Acton was one of several British writers living in Peking. Robert Byron was finishing “The Road to Oxiana” in Acton’s house, and disagreed with him about Chinese architecture: “These are tents, booths and summerhouses, pshaw!—contraptions for bazaars.” Also there were I.A. Richards, the founder of modern literary criticism, and the scholarly forger and fantasist Edmund Backhouse, a homosexual Old Wykehamist who entertained visitors with memories of the last empress, Cixi, whom he claimed personally to have bedded 200 times. All these men were visitors to the British Legation, my father’s home for the next two years.
The family bungalow was reached through a large brick gate on British Road (later rechristened Righteousness Road by the Communists). Inside the walled compound were 22 houses with tiled fireplaces and chintz curtains.
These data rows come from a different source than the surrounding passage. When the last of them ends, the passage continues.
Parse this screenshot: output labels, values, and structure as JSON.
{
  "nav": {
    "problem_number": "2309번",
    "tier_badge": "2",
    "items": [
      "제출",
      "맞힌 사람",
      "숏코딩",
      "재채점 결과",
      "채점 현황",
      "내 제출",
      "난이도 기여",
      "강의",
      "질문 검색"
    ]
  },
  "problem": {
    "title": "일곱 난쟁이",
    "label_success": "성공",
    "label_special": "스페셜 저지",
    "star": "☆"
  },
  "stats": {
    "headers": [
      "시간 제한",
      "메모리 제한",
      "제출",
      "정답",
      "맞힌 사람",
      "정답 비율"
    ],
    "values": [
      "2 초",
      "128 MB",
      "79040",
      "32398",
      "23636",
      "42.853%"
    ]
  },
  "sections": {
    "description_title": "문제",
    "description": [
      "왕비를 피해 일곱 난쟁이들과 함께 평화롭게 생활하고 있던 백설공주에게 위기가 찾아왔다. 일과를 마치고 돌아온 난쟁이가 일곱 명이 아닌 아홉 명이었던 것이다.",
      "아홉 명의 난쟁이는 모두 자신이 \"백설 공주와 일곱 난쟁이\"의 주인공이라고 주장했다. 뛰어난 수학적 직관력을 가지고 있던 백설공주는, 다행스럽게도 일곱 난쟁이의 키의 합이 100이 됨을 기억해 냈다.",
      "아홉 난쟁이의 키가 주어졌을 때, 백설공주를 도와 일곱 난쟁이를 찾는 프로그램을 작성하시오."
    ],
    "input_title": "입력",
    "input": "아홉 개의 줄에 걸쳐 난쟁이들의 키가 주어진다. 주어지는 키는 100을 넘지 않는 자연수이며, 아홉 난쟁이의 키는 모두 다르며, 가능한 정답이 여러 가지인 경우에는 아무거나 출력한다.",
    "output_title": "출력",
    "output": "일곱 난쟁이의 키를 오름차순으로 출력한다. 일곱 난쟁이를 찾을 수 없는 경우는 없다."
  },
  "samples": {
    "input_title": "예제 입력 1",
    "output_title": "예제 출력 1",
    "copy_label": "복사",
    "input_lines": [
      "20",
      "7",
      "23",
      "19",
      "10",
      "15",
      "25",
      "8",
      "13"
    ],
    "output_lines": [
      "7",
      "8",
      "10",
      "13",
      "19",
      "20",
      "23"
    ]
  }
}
It was an artificial existence. The legation was a microcosm of small-town England, where people moved, according to another writer, Peter Fleming, “with the slow, stately and mysterious grace of fish in an aquarium. Round and round they go, serene and glassy-eyed”. There was a theatre, a bowling alley, a squash court; and sentries from the Worcestershire Regiment, to which my grandfather was attached, punctually mimicked the changing of the guard at Buckingham Palace. They were there in response to the 1900 Boxer Rebellion, in which an ambassador had been killed and the Legation Quarter put under siege for 55 days by the Society of the Righteous and Harmonious Fists—a nationalist sect that had plotted to massacre all foreigners and halt European encroachment and gunboats. The garrison was a defiant blast of reassurance, addressed principally to Peking’s 1,000-strong British community. The only Chinese speaker, it was said, was the legation parrot.
Fronted by two stone lions, the ugly grey gate carried the words “Lest We Forget”. Communication with the population outside was minimal. The handful of Chinese within the legation were “house-boys” or “coolies” who brought water to the bungalow on creaking single-wheeled barrows, and carried away the “night-soil”—plus mounds of wilting pansies and chrysanthemums. My father’s Pekinese, Winks, scampered through flower-beds in constant full bloom which were changed from day to day. “A coolie would turn up with basketfuls of pansies on a shoulder-pole, and the gardener pushed them in overnight.” Otherwise, entry was by letter of introduction.
My grandparents mingled socially with the Chinese only at Paomachang, the dusty racecourse four miles away. Here my grandmother displayed what Acton called “the adaptability of the more masculine, hard-riding, happy-go-lucky type of Englishwoman who haunted Paomachang”. She kept two small, stout, pessimistic Mongolian ponies, Contango and Comyangpat, and raced them in her colours, orange and green. The Chinese, who liked to gamble, bet their shirts on them.
Top Same place, different world: A newly wed couple on the roof of the Jesuit observatory, near Tiananmen Square, 2013
Above John Shakespeare, aged six, with his nanny, at the same spot in 1936—when it was one of Peking's highest points